TRUE

Richard Bradley: “Technically it’s true, but the more you play, the more you can expect to lose, and the more money you can expect to be throwing away. The main thing to underline in all this is the amount of money paid out by the lottery over the long run is quite a bit less than the amount of money put in.”

TRUE

RB: “Again, it may be very close to being correct depending on how the lottery is set up, but again you’re throwing away twice as much money if you don’t win. In the long run, you can expect to lose more.”

Russell Lyons: “This is true assuming the chance of winning is very small.”

FALSE

RB: “This is completely false. Although, in a casino, there have been cases where the wheels were not balanced quite perfectly. Some really bright students from the California Institute of Technology were able to observe over many weeks discrepancies in how often numbers came up, and they were able to win a small amount in the long run from that.”

RL: “To say a number is bound to come up eventually is slightly misleading. You can say the same thing no matter what number you bet on. You can bet on a different number each time, and the chance of winning is the same as you betting on the same number each time. This is unless the wheel is unbalanced, and that can happen.

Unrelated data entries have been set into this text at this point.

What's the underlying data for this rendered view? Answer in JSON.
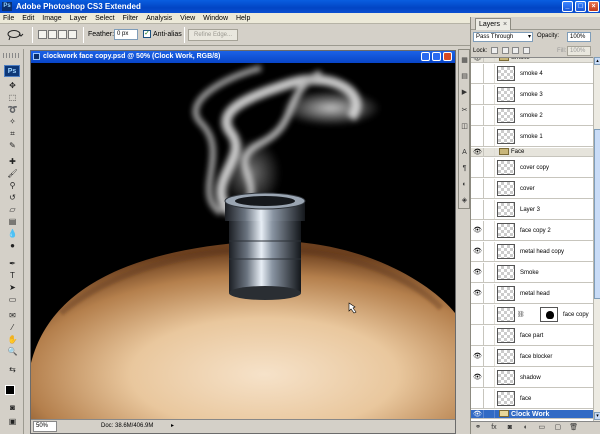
{
  "app": {
    "title": "Adobe Photoshop CS3 Extended",
    "logo": "Ps"
  },
  "menu": [
    "File",
    "Edit",
    "Image",
    "Layer",
    "Select",
    "Filter",
    "Analysis",
    "View",
    "Window",
    "Help"
  ],
  "options": {
    "feather_label": "Feather:",
    "feather_value": "0 px",
    "antialias_label": "Anti-alias",
    "antialias_checked": "✓",
    "refine_edge": "Refine Edge..."
  },
  "document": {
    "title": "clockwork face copy.psd @ 50% (Clock Work, RGB/8)",
    "zoom": "50%",
    "doc_size": "Doc: 38.6M/406.9M"
  },
  "layers_panel": {
    "tab": "Layers",
    "close": "×",
    "blend_mode": "Pass Through",
    "opacity_label": "Opacity:",
    "opacity": "100%",
    "lock_label": "Lock:",
    "fill_label": "Fill:",
    "fill": "100%",
    "rows": [
      {
        "name": "Smoke",
        "type": "group",
        "visible": true
      },
      {
        "name": "smoke 4",
        "type": "layer",
        "visible": false
      },
      {
        "name": "smoke 3",
        "type": "layer",
        "visible": false
      },
      {
        "name": "smoke 2",
        "type": "layer",
        "visible": false
      },
      {
        "name": "smoke 1",
        "type": "layer",
        "visible": false
      },
      {
        "name": "Face",
        "type": "group",
        "visible": true
      },
      {
        "name": "cover copy",
        "type": "layer",
        "visible": false
      },
      {
        "name": "cover",
        "type": "layer",
        "visible": false
      },
      {
        "name": "Layer 3",
        "type": "layer",
        "visible": false
      },
      {
        "name": "face copy 2",
        "type": "layer",
        "visible": true
      },
      {
        "name": "metal head copy",
        "type": "layer",
        "visible": true
      },
      {
        "name": "Smoke",
        "type": "layer",
        "visible": true
      },
      {
        "name": "metal head",
        "type": "layer",
        "visible": true
      },
      {
        "name": "face copy",
        "type": "layer-mask",
        "visible": false
      },
      {
        "name": "face part",
        "type": "layer",
        "visible": false
      },
      {
        "name": "face blocker",
        "type": "layer",
        "visible": true
      },
      {
        "name": "shadow",
        "type": "layer",
        "visible": true
      },
      {
        "name": "face",
        "type": "layer",
        "visible": false
      },
      {
        "name": "Clock Work",
        "type": "group-selected",
        "visible": true
      }
    ]
  },
  "colors": {
    "title_blue": "#0245c4",
    "selection": "#316ac5",
    "panel_gray": "#d4d0c8"
  }
}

When the wheel is spun, there is no effect from the previous outcomes on what’s going to happen this time.”

Myth 4: I should choose numbers that other people are less likely to select.

TRUE

RL: “This will not change the chance of you winning, but it will increase the amount you win. You would have fewer people or no people to share the winnings with. So how do you choose a number that other people are not going to choose? Your picks are not completely random. People would have similar thought processes. Instead, it’s really better to choose completely at random.”

FALSE

Myth 6: If a slot machine hasn’t paid out in a while, it is “due” soon. In other words, some machines are hotter than others.

FALSE, most of the time

RL: “This could be true if there are machines designed in such a way that if it hasn’t paid out in a while, it will soon, but I just don’t know if those exist. If it is purely probabilistic each time, independent from the past, then by definition that’s going to mean that the chance of winning now has no relation to how long it’s been since it paid out the last time or by how much.

“People do have the misconception that it does balance out, but the way it balances out is not in this particular way. It’s a mathematical property rather than inherent in the way the physical world is working. The fact that it’s random leads to it balancing out.”

FALSE

RB: “That’s complete nonsense.”